App and web page records:

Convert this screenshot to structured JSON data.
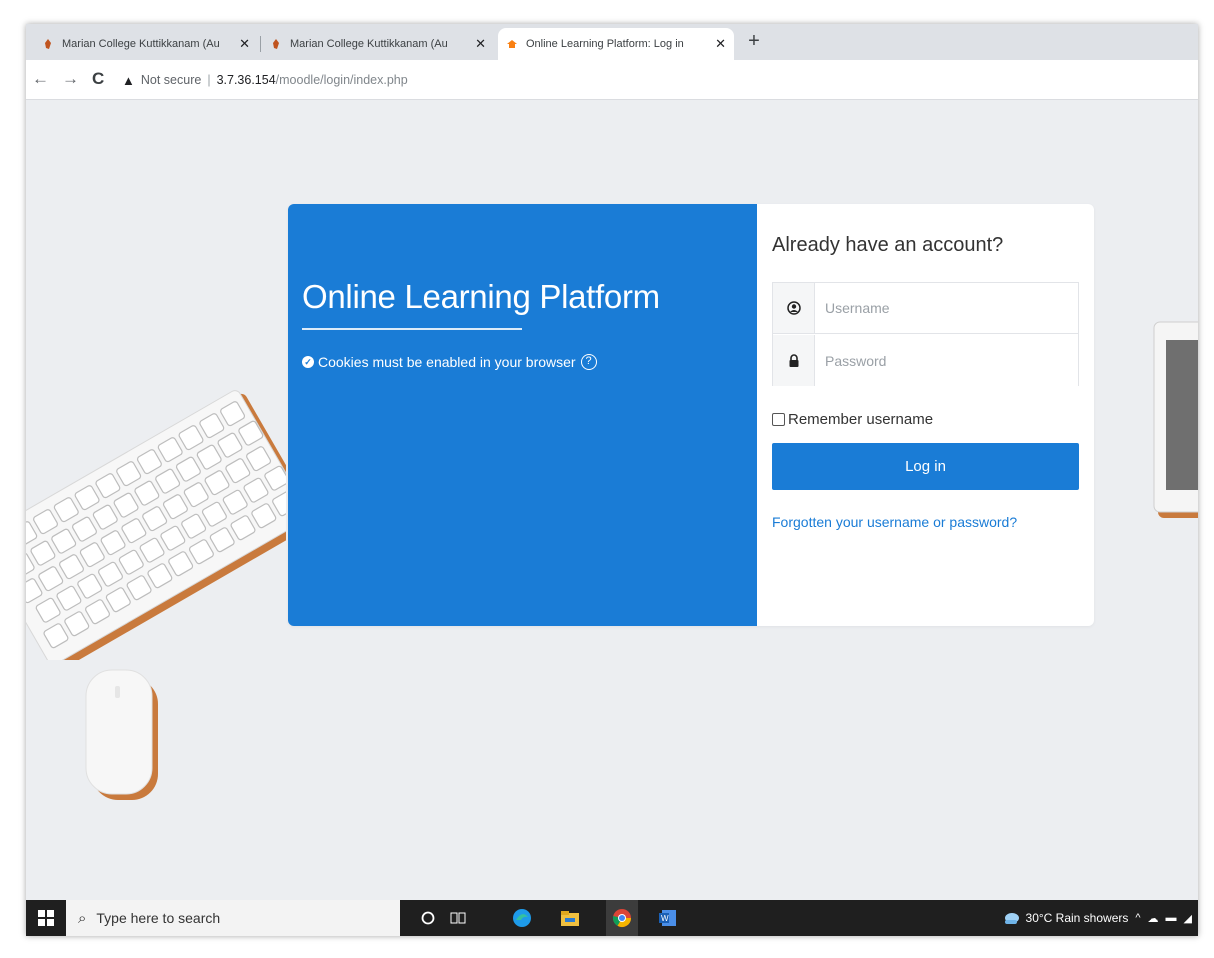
{
  "browser": {
    "tabs": [
      {
        "title": "Marian College Kuttikkanam (Au",
        "close": "✕",
        "active": false
      },
      {
        "title": "Marian College Kuttikkanam (Au",
        "close": "✕",
        "active": false
      },
      {
        "title": "Online Learning Platform: Log in",
        "close": "✕",
        "active": true
      }
    ],
    "new_tab": "+",
    "nav": {
      "back": "←",
      "forward": "→",
      "reload": "C"
    },
    "address": {
      "security_icon": "▲",
      "security_label": "Not secure",
      "separator": "|",
      "host": "3.7.36.154",
      "path": "/moodle/login/index.php"
    }
  },
  "login": {
    "site_name": "Online Learning Platform",
    "cookies_notice": "Cookies must be enabled in your browser",
    "heading": "Already have an account?",
    "username_placeholder": "Username",
    "password_placeholder": "Password",
    "remember_label": "Remember username",
    "login_button": "Log in",
    "forgot_link": "Forgotten your username or password?"
  },
  "taskbar": {
    "search_placeholder": "Type here to search",
    "weather": "30°C  Rain showers",
    "tray_chevron": "^"
  },
  "colors": {
    "brand_blue": "#1a7cd6",
    "page_bg": "#eceef1",
    "taskbar": "#1f1f1f"
  }
}
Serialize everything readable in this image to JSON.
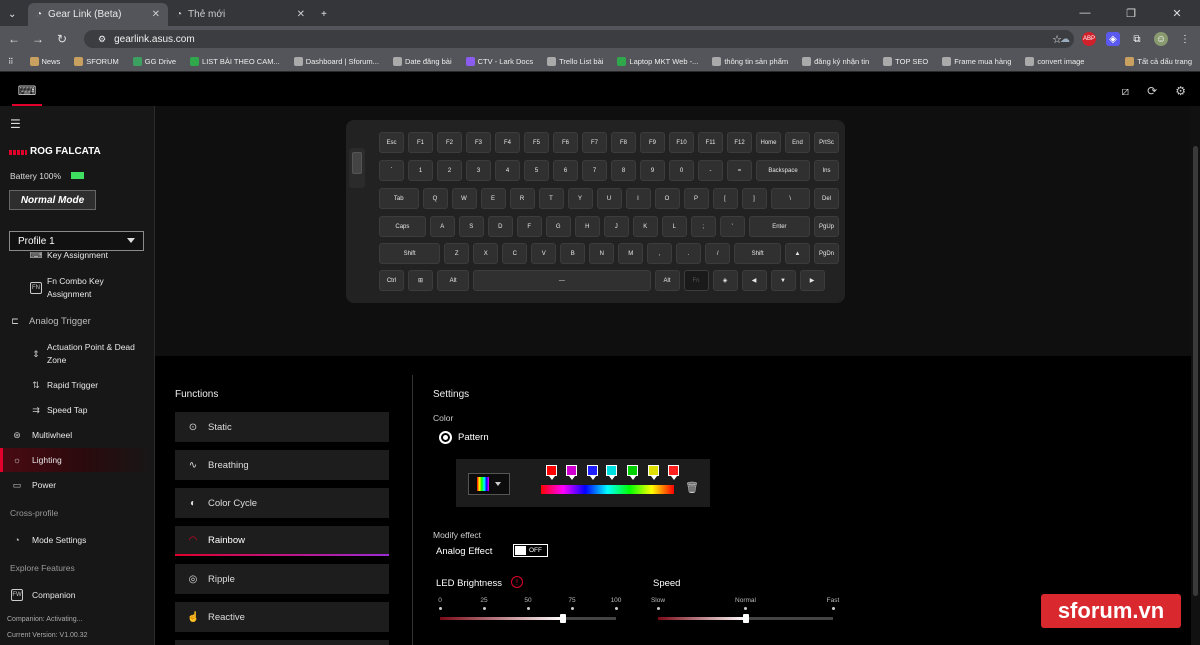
{
  "browser": {
    "tabs": [
      {
        "label": "Gear Link (Beta)"
      },
      {
        "label": "Thẻ mới"
      }
    ],
    "url": "gearlink.asus.com",
    "bookmarks": [
      {
        "label": "News",
        "color": "#c8a060"
      },
      {
        "label": "SFORUM",
        "color": "#c8a060"
      },
      {
        "label": "GG Drive",
        "color": "#3ca060"
      },
      {
        "label": "LIST BÀI THEO CAM...",
        "color": "#2ea84a"
      },
      {
        "label": "Dashboard | Sforum...",
        "color": "#aaaaaa"
      },
      {
        "label": "Date đăng bài",
        "color": "#aaaaaa"
      },
      {
        "label": "CTV - Lark Docs",
        "color": "#8a5cf0"
      },
      {
        "label": "Trello List bài",
        "color": "#aaaaaa"
      },
      {
        "label": "Laptop MKT Web -...",
        "color": "#2ea84a"
      },
      {
        "label": "thông tin sản phẩm",
        "color": "#aaaaaa"
      },
      {
        "label": "đăng ký nhận tin",
        "color": "#aaaaaa"
      },
      {
        "label": "TOP SEO",
        "color": "#aaaaaa"
      },
      {
        "label": "Frame mua hàng",
        "color": "#aaaaaa"
      },
      {
        "label": "convert image",
        "color": "#aaaaaa"
      },
      {
        "label": "Tất cả dấu trang",
        "color": "#c8a060"
      }
    ]
  },
  "sidebar": {
    "device_name": "ROG FALCATA",
    "battery": "Battery 100%",
    "mode": "Normal Mode",
    "profile": "Profile 1",
    "items": [
      {
        "label": "Key Assignment",
        "icon": "key-icon"
      },
      {
        "label": "Fn Combo Key Assignment",
        "icon": "fn-icon"
      },
      {
        "label": "Analog Trigger",
        "icon": "analog-icon"
      },
      {
        "label": "Actuation Point & Dead Zone",
        "icon": "actuation-icon"
      },
      {
        "label": "Rapid Trigger",
        "icon": "rapid-icon"
      },
      {
        "label": "Speed Tap",
        "icon": "speedtap-icon"
      },
      {
        "label": "Multiwheel",
        "icon": "wheel-icon"
      },
      {
        "label": "Lighting",
        "icon": "sun-icon"
      },
      {
        "label": "Power",
        "icon": "battery-icon"
      }
    ],
    "cross_profile": "Cross-profile",
    "mode_settings": "Mode Settings",
    "explore": "Explore Features",
    "companion": "Companion",
    "companion_status": "Companion: Activating...",
    "version": "Current Version: V1.00.32"
  },
  "keyboard": {
    "rows": [
      [
        "Esc",
        "F1",
        "F2",
        "F3",
        "F4",
        "F5",
        "F6",
        "F7",
        "F8",
        "F9",
        "F10",
        "F11",
        "F12",
        "Home",
        "End",
        "PrtSc"
      ],
      [
        "`",
        "1",
        "2",
        "3",
        "4",
        "5",
        "6",
        "7",
        "8",
        "9",
        "0",
        "-",
        "=",
        "Backspace",
        "Ins"
      ],
      [
        "Tab",
        "Q",
        "W",
        "E",
        "R",
        "T",
        "Y",
        "U",
        "I",
        "O",
        "P",
        "[",
        "]",
        "\\",
        "Del"
      ],
      [
        "Caps",
        "A",
        "S",
        "D",
        "F",
        "G",
        "H",
        "J",
        "K",
        "L",
        ";",
        "'",
        "Enter",
        "PgUp"
      ],
      [
        "Shift",
        "Z",
        "X",
        "C",
        "V",
        "B",
        "N",
        "M",
        ",",
        ".",
        "/",
        "Shift",
        "▲",
        "PgDn"
      ],
      [
        "Ctrl",
        "⊞",
        "Alt",
        "—",
        "Alt",
        "Fn",
        "◈",
        "◀",
        "▼",
        "▶"
      ]
    ]
  },
  "functions": {
    "title": "Functions",
    "items": [
      {
        "label": "Static",
        "icon": "static-icon",
        "glyph": "⊙"
      },
      {
        "label": "Breathing",
        "icon": "breathing-icon",
        "glyph": "∿"
      },
      {
        "label": "Color Cycle",
        "icon": "color-cycle-icon",
        "glyph": "◐"
      },
      {
        "label": "Rainbow",
        "icon": "rainbow-icon",
        "glyph": "◠"
      },
      {
        "label": "Ripple",
        "icon": "ripple-icon",
        "glyph": "◎"
      },
      {
        "label": "Reactive",
        "icon": "reactive-icon",
        "glyph": "☝"
      }
    ],
    "active": "Rainbow"
  },
  "settings": {
    "title": "Settings",
    "color_label": "Color",
    "pattern_label": "Pattern",
    "swatches": [
      "#ff0000",
      "#d000d0",
      "#2020ff",
      "#00e0e0",
      "#00d000",
      "#e0e000",
      "#ff2020"
    ],
    "modify_effect": "Modify effect",
    "analog_effect": "Analog Effect",
    "analog_state": "OFF",
    "led_brightness": {
      "label": "LED Brightness",
      "ticks": [
        "0",
        "25",
        "50",
        "75",
        "100"
      ],
      "value_fraction": 0.7
    },
    "speed": {
      "label": "Speed",
      "ticks": [
        "Slow",
        "Normal",
        "Fast"
      ],
      "value_fraction": 0.5
    }
  },
  "watermark": "sforum.vn",
  "colors": {
    "accent": "#e0002a"
  }
}
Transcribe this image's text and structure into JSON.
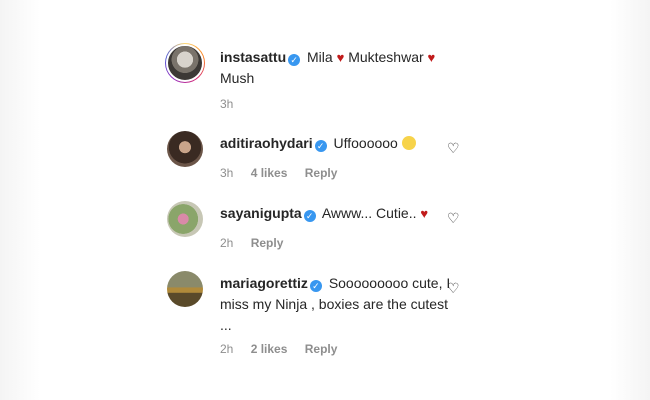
{
  "caption": {
    "username": "instasattu",
    "text_parts": [
      "Mila",
      "Mukteshwar",
      "Mush"
    ],
    "time": "3h"
  },
  "comments": [
    {
      "username": "aditiraohydari",
      "text": "Uffoooooo",
      "emoji": "astonished-face-icon",
      "time": "3h",
      "likes": "4 likes",
      "reply": "Reply"
    },
    {
      "username": "sayanigupta",
      "text": "Awww... Cutie..",
      "emoji": "red-heart-icon",
      "time": "2h",
      "reply": "Reply"
    },
    {
      "username": "mariagorettiz",
      "text": "Sooooooooo cute, I miss my Ninja , boxies are the cutest ...",
      "time": "2h",
      "likes": "2 likes",
      "reply": "Reply"
    }
  ],
  "colors": {
    "text": "#262626",
    "muted": "#8e8e8e",
    "verified": "#3897f0",
    "heart": "#c11b1b"
  }
}
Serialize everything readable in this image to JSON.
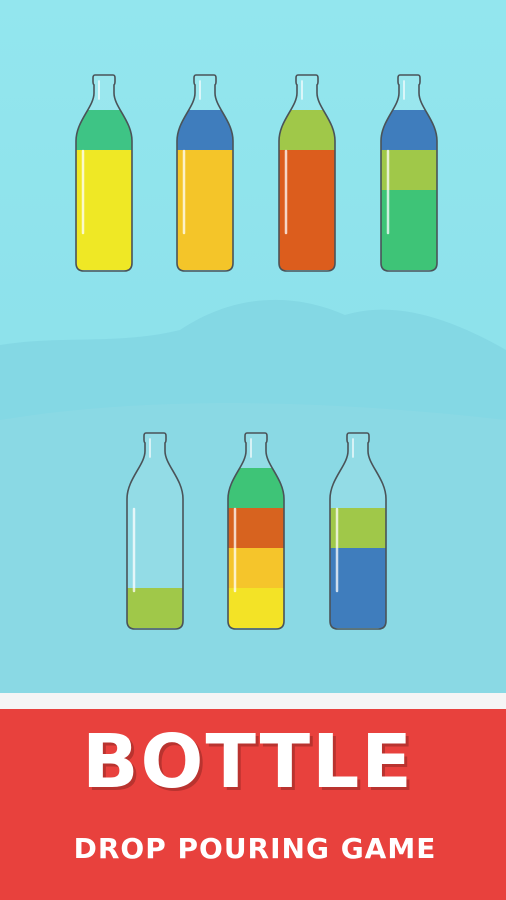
{
  "banner": {
    "title": "BOTTLE",
    "subtitle": "DROP POURING GAME"
  },
  "colors": {
    "sky": "#8fe3eb",
    "banner_red": "#e8413d",
    "yellow": "#eee613",
    "orange_yellow": "#f4c117",
    "red_orange": "#d9500a",
    "dark_orange": "#d4560c",
    "green": "#33c46a",
    "lime": "#9ac93a",
    "blue": "#2f72b8"
  },
  "bottles": [
    {
      "id": "b1",
      "layers": [
        {
          "color": "#eee613",
          "units": 3
        },
        {
          "color": "#2ebf7b",
          "units": 1
        }
      ]
    },
    {
      "id": "b2",
      "layers": [
        {
          "color": "#f4c117",
          "units": 3
        },
        {
          "color": "#2f72b8",
          "units": 1
        }
      ]
    },
    {
      "id": "b3",
      "layers": [
        {
          "color": "#d9500a",
          "units": 3
        },
        {
          "color": "#98c43a",
          "units": 1
        }
      ]
    },
    {
      "id": "b4",
      "layers": [
        {
          "color": "#2ebf6c",
          "units": 2
        },
        {
          "color": "#98c43a",
          "units": 1
        },
        {
          "color": "#2f72b8",
          "units": 1
        }
      ]
    },
    {
      "id": "b5",
      "layers": [
        {
          "color": "#98c43a",
          "units": 1
        }
      ]
    },
    {
      "id": "b6",
      "layers": [
        {
          "color": "#f2e114",
          "units": 1
        },
        {
          "color": "#f5c11a",
          "units": 1
        },
        {
          "color": "#d4560c",
          "units": 1
        },
        {
          "color": "#2ebf6c",
          "units": 1
        }
      ]
    },
    {
      "id": "b7",
      "layers": [
        {
          "color": "#2f72b8",
          "units": 2
        },
        {
          "color": "#98c43a",
          "units": 1
        }
      ]
    }
  ]
}
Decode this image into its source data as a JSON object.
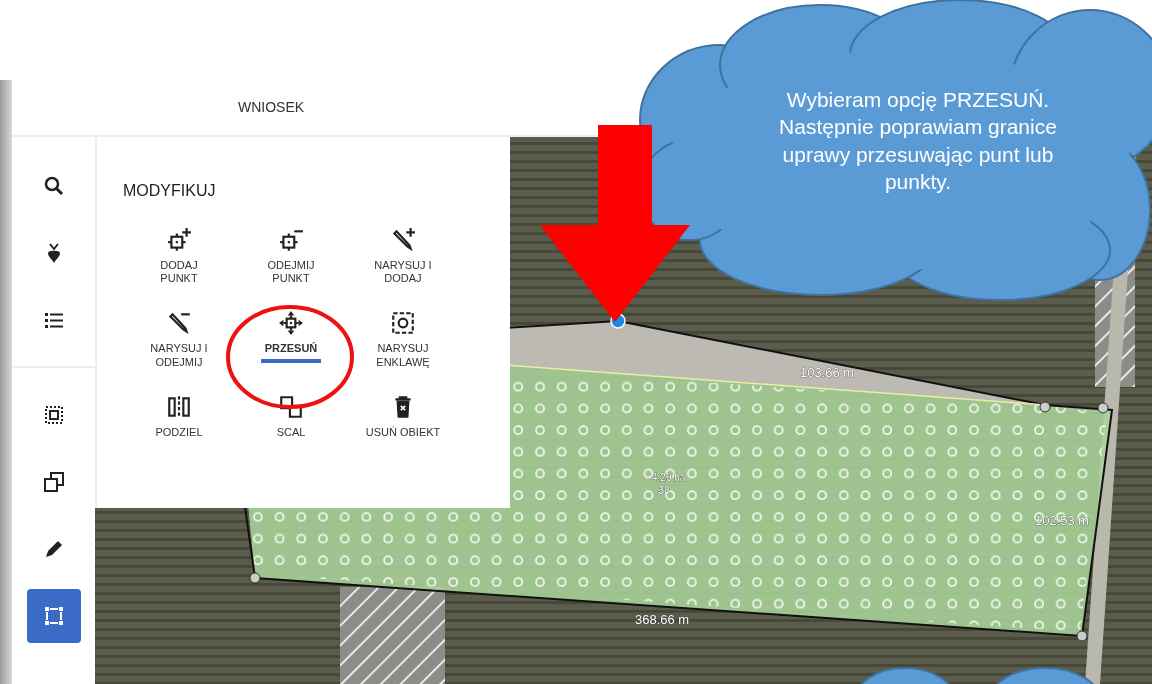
{
  "header": {
    "title": "WNIOSEK"
  },
  "sidebar": {
    "items": [
      {
        "selected": false
      },
      {
        "selected": false
      },
      {
        "selected": false
      },
      {
        "selected": false
      },
      {
        "selected": false
      },
      {
        "selected": false
      },
      {
        "selected": true
      }
    ]
  },
  "panel": {
    "title": "MODYFIKUJ",
    "tools": [
      {
        "label": "DODAJ\nPUNKT",
        "selected": false
      },
      {
        "label": "ODEJMIJ\nPUNKT",
        "selected": false
      },
      {
        "label": "NARYSUJ I\nDODAJ",
        "selected": false
      },
      {
        "label": "NARYSUJ I\nODEJMIJ",
        "selected": false
      },
      {
        "label": "PRZESUŃ",
        "selected": true
      },
      {
        "label": "NARYSUJ\nENKLAWĘ",
        "selected": false
      },
      {
        "label": "PODZIEL",
        "selected": false
      },
      {
        "label": "SCAL",
        "selected": false
      },
      {
        "label": "USUŃ OBIEKT",
        "selected": false
      }
    ]
  },
  "map": {
    "labels": [
      {
        "text": "103.66 m"
      },
      {
        "text": "4.29 ha"
      },
      {
        "text": "38"
      },
      {
        "text": "102.53 m"
      },
      {
        "text": "368.66 m"
      }
    ]
  },
  "callout": {
    "text": "Wybieram opcję PRZESUŃ. Następnie poprawiam granice uprawy przesuwając punt lub punkty."
  }
}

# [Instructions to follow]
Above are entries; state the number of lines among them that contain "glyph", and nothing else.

# [Final answer]
6